ABOUT THIS TASK - Exclude all pictures, then copy each of the records exactly as written.

#####

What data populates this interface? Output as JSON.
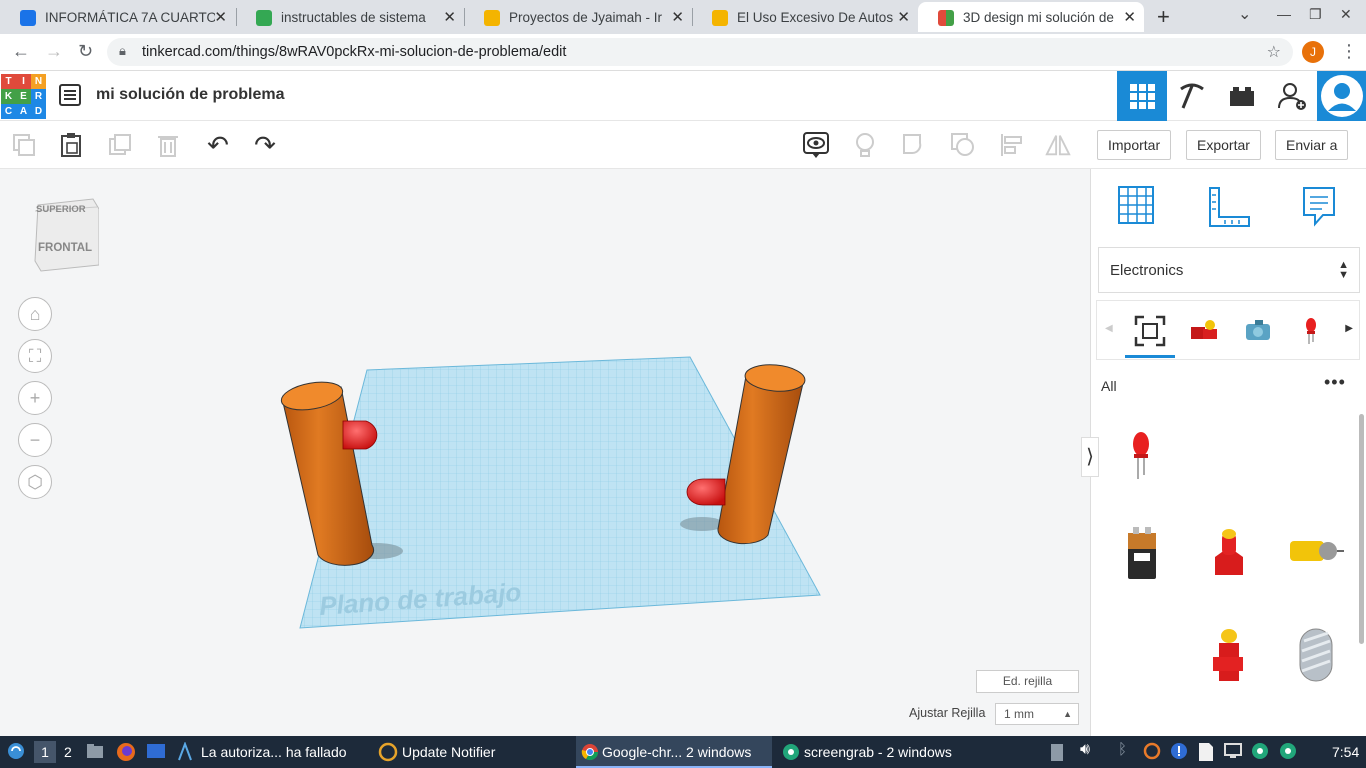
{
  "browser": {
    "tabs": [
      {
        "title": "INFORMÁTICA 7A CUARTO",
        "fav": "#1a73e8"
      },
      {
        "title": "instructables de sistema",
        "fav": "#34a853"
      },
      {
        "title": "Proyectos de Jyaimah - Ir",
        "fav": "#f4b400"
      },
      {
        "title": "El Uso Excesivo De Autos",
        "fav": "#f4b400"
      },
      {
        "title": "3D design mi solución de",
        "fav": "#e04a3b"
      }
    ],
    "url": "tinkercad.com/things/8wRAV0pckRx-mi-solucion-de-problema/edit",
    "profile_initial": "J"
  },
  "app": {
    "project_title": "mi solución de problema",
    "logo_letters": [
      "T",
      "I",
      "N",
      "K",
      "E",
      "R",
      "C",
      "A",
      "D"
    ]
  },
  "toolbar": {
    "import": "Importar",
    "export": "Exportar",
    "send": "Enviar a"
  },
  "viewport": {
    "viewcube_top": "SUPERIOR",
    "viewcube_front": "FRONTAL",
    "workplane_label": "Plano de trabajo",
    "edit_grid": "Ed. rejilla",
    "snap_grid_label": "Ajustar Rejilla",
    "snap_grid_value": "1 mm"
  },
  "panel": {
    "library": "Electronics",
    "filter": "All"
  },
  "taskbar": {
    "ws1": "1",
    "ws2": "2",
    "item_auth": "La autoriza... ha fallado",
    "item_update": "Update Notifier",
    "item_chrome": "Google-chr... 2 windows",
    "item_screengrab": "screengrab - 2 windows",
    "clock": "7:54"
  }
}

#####

WRITTEN SOLUTION -
What data populates this interface? Output as JSON.
{
  "browser": {
    "tabs": [
      {
        "title": "INFORMÁTICA 7A CUARTO",
        "fav": "#1a73e8"
      },
      {
        "title": "instructables de sistema",
        "fav": "#34a853"
      },
      {
        "title": "Proyectos de Jyaimah - Ir",
        "fav": "#f4b400"
      },
      {
        "title": "El Uso Excesivo De Autos",
        "fav": "#f4b400"
      },
      {
        "title": "3D design mi solución de",
        "fav": "#e04a3b"
      }
    ],
    "url": "tinkercad.com/things/8wRAV0pckRx-mi-solucion-de-problema/edit",
    "profile_initial": "J"
  },
  "app": {
    "project_title": "mi solución de problema",
    "logo_letters": [
      "T",
      "I",
      "N",
      "K",
      "E",
      "R",
      "C",
      "A",
      "D"
    ]
  },
  "toolbar": {
    "import": "Importar",
    "export": "Exportar",
    "send": "Enviar a"
  },
  "viewport": {
    "viewcube_top": "SUPERIOR",
    "viewcube_front": "FRONTAL",
    "workplane_label": "Plano de trabajo",
    "edit_grid": "Ed. rejilla",
    "snap_grid_label": "Ajustar Rejilla",
    "snap_grid_value": "1 mm"
  },
  "panel": {
    "library": "Electronics",
    "filter": "All"
  },
  "taskbar": {
    "ws1": "1",
    "ws2": "2",
    "item_auth": "La autoriza... ha fallado",
    "item_update": "Update Notifier",
    "item_chrome": "Google-chr... 2 windows",
    "item_screengrab": "screengrab - 2 windows",
    "clock": "7:54"
  }
}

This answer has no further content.